The expected response is the full set of records, unchanged.

====

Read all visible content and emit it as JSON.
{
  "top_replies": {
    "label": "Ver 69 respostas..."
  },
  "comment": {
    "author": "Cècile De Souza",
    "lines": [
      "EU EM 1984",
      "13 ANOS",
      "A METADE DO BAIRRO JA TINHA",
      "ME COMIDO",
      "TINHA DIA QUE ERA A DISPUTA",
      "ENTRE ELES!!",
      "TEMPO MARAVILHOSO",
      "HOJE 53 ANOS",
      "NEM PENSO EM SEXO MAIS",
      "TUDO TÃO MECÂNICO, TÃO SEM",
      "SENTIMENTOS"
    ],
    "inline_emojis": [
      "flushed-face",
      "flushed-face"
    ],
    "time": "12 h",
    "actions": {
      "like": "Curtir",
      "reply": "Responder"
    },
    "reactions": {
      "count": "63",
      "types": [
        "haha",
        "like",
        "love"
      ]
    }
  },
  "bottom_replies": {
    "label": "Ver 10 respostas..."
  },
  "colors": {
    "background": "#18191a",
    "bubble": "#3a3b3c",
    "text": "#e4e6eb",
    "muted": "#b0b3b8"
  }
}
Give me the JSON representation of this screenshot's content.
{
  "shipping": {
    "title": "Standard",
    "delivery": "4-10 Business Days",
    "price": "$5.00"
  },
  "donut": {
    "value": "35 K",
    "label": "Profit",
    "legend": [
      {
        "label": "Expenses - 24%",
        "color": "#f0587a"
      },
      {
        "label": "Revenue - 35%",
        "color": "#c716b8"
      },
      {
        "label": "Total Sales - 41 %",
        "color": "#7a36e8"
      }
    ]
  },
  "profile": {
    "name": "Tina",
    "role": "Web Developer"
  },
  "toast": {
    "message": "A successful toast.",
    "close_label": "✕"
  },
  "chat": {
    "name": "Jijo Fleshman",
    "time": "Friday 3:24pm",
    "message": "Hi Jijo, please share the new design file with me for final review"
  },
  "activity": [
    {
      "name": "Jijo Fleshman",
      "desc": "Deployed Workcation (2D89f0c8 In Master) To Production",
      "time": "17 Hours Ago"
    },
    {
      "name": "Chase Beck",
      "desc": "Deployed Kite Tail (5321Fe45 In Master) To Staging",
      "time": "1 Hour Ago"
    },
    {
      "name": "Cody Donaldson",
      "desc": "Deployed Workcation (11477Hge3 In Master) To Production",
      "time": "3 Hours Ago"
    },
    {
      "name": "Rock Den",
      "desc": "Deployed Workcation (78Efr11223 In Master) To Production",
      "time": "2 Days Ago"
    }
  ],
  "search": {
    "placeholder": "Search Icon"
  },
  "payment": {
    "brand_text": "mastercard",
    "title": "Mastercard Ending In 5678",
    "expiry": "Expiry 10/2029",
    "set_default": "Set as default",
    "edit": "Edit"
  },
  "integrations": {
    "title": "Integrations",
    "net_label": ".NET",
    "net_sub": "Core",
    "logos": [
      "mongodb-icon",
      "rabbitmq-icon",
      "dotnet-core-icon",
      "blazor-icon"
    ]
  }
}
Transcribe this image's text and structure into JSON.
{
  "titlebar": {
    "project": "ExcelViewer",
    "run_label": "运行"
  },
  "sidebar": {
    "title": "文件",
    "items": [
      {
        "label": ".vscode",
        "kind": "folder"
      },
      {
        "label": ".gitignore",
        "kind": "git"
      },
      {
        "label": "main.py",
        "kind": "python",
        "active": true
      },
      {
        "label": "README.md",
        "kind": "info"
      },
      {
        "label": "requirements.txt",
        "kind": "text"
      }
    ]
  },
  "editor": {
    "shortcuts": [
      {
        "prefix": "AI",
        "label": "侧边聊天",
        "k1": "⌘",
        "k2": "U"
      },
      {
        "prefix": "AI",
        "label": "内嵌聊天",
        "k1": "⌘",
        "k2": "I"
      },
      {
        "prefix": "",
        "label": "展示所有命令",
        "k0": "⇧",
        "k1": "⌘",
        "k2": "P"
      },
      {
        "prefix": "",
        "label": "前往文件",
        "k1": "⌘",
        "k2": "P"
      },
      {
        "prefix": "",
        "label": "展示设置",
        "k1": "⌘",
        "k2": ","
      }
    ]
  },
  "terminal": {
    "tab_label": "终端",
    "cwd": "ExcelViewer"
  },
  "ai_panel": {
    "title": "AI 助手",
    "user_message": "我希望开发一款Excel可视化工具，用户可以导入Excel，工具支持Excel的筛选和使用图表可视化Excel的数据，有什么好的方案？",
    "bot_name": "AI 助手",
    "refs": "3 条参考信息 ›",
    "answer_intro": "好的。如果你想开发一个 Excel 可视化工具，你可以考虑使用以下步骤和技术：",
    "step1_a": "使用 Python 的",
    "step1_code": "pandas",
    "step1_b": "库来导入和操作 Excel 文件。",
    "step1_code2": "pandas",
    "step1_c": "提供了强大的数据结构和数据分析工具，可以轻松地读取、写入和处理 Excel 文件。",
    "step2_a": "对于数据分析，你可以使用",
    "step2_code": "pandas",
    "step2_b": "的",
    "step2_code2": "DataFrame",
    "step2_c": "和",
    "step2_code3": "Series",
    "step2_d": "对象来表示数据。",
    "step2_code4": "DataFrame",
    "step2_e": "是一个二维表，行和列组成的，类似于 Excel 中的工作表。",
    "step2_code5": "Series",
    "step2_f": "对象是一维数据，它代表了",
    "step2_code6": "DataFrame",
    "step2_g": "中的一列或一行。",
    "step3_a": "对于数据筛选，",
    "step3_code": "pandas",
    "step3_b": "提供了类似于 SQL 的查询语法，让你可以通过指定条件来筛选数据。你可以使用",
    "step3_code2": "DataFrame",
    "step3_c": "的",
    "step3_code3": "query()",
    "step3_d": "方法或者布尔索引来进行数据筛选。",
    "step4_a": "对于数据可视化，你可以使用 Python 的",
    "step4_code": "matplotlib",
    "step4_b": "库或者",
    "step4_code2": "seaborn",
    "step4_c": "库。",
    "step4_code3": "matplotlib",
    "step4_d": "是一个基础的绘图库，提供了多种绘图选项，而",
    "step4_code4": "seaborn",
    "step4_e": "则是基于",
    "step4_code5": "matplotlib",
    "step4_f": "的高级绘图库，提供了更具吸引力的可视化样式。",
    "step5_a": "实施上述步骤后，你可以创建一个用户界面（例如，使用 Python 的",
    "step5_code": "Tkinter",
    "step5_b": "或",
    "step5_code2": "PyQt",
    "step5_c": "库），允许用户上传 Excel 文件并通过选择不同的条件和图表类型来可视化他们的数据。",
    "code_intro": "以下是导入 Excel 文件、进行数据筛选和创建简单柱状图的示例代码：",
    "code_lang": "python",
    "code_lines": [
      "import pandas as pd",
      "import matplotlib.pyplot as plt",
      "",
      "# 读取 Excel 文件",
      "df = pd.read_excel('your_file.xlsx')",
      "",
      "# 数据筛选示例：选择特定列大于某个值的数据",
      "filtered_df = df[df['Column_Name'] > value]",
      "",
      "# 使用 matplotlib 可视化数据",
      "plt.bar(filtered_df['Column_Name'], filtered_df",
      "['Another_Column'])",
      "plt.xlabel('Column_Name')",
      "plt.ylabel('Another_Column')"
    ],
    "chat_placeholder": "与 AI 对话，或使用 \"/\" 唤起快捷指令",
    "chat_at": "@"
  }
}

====

## WRITTEN RESPONSE
Read all visible content and emit it as JSON.
{
  "top_replies": {
    "label": "Ver 69 respostas..."
  },
  "comment": {
    "author": "Cècile De Souza",
    "lines": [
      "EU EM 1984",
      "13 ANOS",
      "A METADE DO BAIRRO JA TINHA",
      "ME COMIDO",
      "TINHA DIA QUE ERA A DISPUTA",
      "ENTRE ELES!!",
      "TEMPO MARAVILHOSO",
      "HOJE 53 ANOS",
      "NEM PENSO EM SEXO MAIS",
      "TUDO TÃO MECÂNICO, TÃO SEM",
      "SENTIMENTOS"
    ],
    "inline_emojis": [
      "flushed-face",
      "flushed-face"
    ],
    "time": "12 h",
    "actions": {
      "like": "Curtir",
      "reply": "Responder"
    },
    "reactions": {
      "count": "63",
      "types": [
        "haha",
        "like",
        "love"
      ]
    }
  },
  "bottom_replies": {
    "label": "Ver 10 respostas..."
  },
  "colors": {
    "background": "#18191a",
    "bubble": "#3a3b3c",
    "text": "#e4e6eb",
    "muted": "#b0b3b8"
  }
}
Give me the JSON representation of this screenshot's content.
{
  "shipping": {
    "title": "Standard",
    "delivery": "4-10 Business Days",
    "price": "$5.00"
  },
  "donut": {
    "value": "35 K",
    "label": "Profit",
    "legend": [
      {
        "label": "Expenses - 24%",
        "color": "#f0587a"
      },
      {
        "label": "Revenue - 35%",
        "color": "#c716b8"
      },
      {
        "label": "Total Sales - 41 %",
        "color": "#7a36e8"
      }
    ]
  },
  "profile": {
    "name": "Tina",
    "role": "Web Developer"
  },
  "toast": {
    "message": "A successful toast.",
    "close_label": "✕"
  },
  "chat": {
    "name": "Jijo Fleshman",
    "time": "Friday 3:24pm",
    "message": "Hi Jijo, please share the new design file with me for final review"
  },
  "activity": [
    {
      "name": "Jijo Fleshman",
      "desc": "Deployed Workcation (2D89f0c8 In Master) To Production",
      "time": "17 Hours Ago"
    },
    {
      "name": "Chase Beck",
      "desc": "Deployed Kite Tail (5321Fe45 In Master) To Staging",
      "time": "1 Hour Ago"
    },
    {
      "name": "Cody Donaldson",
      "desc": "Deployed Workcation (11477Hge3 In Master) To Production",
      "time": "3 Hours Ago"
    },
    {
      "name": "Rock Den",
      "desc": "Deployed Workcation (78Efr11223 In Master) To Production",
      "time": "2 Days Ago"
    }
  ],
  "search": {
    "placeholder": "Search Icon"
  },
  "payment": {
    "brand_text": "mastercard",
    "title": "Mastercard Ending In 5678",
    "expiry": "Expiry 10/2029",
    "set_default": "Set as default",
    "edit": "Edit"
  },
  "integrations": {
    "title": "Integrations",
    "net_label": ".NET",
    "net_sub": "Core",
    "logos": [
      "mongodb-icon",
      "rabbitmq-icon",
      "dotnet-core-icon",
      "blazor-icon"
    ]
  }
}
Transcribe this image's text and structure into JSON.
{
  "titlebar": {
    "project": "ExcelViewer",
    "run_label": "运行"
  },
  "sidebar": {
    "title": "文件",
    "items": [
      {
        "label": ".vscode",
        "kind": "folder"
      },
      {
        "label": ".gitignore",
        "kind": "git"
      },
      {
        "label": "main.py",
        "kind": "python",
        "active": true
      },
      {
        "label": "README.md",
        "kind": "info"
      },
      {
        "label": "requirements.txt",
        "kind": "text"
      }
    ]
  },
  "editor": {
    "shortcuts": [
      {
        "prefix": "AI",
        "label": "侧边聊天",
        "k1": "⌘",
        "k2": "U"
      },
      {
        "prefix": "AI",
        "label": "内嵌聊天",
        "k1": "⌘",
        "k2": "I"
      },
      {
        "prefix": "",
        "label": "展示所有命令",
        "k0": "⇧",
        "k1": "⌘",
        "k2": "P"
      },
      {
        "prefix": "",
        "label": "前往文件",
        "k1": "⌘",
        "k2": "P"
      },
      {
        "prefix": "",
        "label": "展示设置",
        "k1": "⌘",
        "k2": ","
      }
    ]
  },
  "terminal": {
    "tab_label": "终端",
    "cwd": "ExcelViewer"
  },
  "ai_panel": {
    "title": "AI 助手",
    "user_message": "我希望开发一款Excel可视化工具，用户可以导入Excel，工具支持Excel的筛选和使用图表可视化Excel的数据，有什么好的方案？",
    "bot_name": "AI 助手",
    "refs": "3 条参考信息 ›",
    "answer_intro": "好的。如果你想开发一个 Excel 可视化工具，你可以考虑使用以下步骤和技术：",
    "step1_a": "使用 Python 的",
    "step1_code": "pandas",
    "step1_b": "库来导入和操作 Excel 文件。",
    "step1_code2": "pandas",
    "step1_c": "提供了强大的数据结构和数据分析工具，可以轻松地读取、写入和处理 Excel 文件。",
    "step2_a": "对于数据分析，你可以使用",
    "step2_code": "pandas",
    "step2_b": "的",
    "step2_code2": "DataFrame",
    "step2_c": "和",
    "step2_code3": "Series",
    "step2_d": "对象来表示数据。",
    "step2_code4": "DataFrame",
    "step2_e": "是一个二维表，行和列组成的，类似于 Excel 中的工作表。",
    "step2_code5": "Series",
    "step2_f": "对象是一维数据，它代表了",
    "step2_code6": "DataFrame",
    "step2_g": "中的一列或一行。",
    "step3_a": "对于数据筛选，",
    "step3_code": "pandas",
    "step3_b": "提供了类似于 SQL 的查询语法，让你可以通过指定条件来筛选数据。你可以使用",
    "step3_code2": "DataFrame",
    "step3_c": "的",
    "step3_code3": "query()",
    "step3_d": "方法或者布尔索引来进行数据筛选。",
    "step4_a": "对于数据可视化，你可以使用 Python 的",
    "step4_code": "matplotlib",
    "step4_b": "库或者",
    "step4_code2": "seaborn",
    "step4_c": "库。",
    "step4_code3": "matplotlib",
    "step4_d": "是一个基础的绘图库，提供了多种绘图选项，而",
    "step4_code4": "seaborn",
    "step4_e": "则是基于",
    "step4_code5": "matplotlib",
    "step4_f": "的高级绘图库，提供了更具吸引力的可视化样式。",
    "step5_a": "实施上述步骤后，你可以创建一个用户界面（例如，使用 Python 的",
    "step5_code": "Tkinter",
    "step5_b": "或",
    "step5_code2": "PyQt",
    "step5_c": "库），允许用户上传 Excel 文件并通过选择不同的条件和图表类型来可视化他们的数据。",
    "code_intro": "以下是导入 Excel 文件、进行数据筛选和创建简单柱状图的示例代码：",
    "code_lang": "python",
    "code_lines": [
      "import pandas as pd",
      "import matplotlib.pyplot as plt",
      "",
      "# 读取 Excel 文件",
      "df = pd.read_excel('your_file.xlsx')",
      "",
      "# 数据筛选示例：选择特定列大于某个值的数据",
      "filtered_df = df[df['Column_Name'] > value]",
      "",
      "# 使用 matplotlib 可视化数据",
      "plt.bar(filtered_df['Column_Name'], filtered_df",
      "['Another_Column'])",
      "plt.xlabel('Column_Name')",
      "plt.ylabel('Another_Column')"
    ],
    "chat_placeholder": "与 AI 对话，或使用 \"/\" 唤起快捷指令",
    "chat_at": "@"
  }
}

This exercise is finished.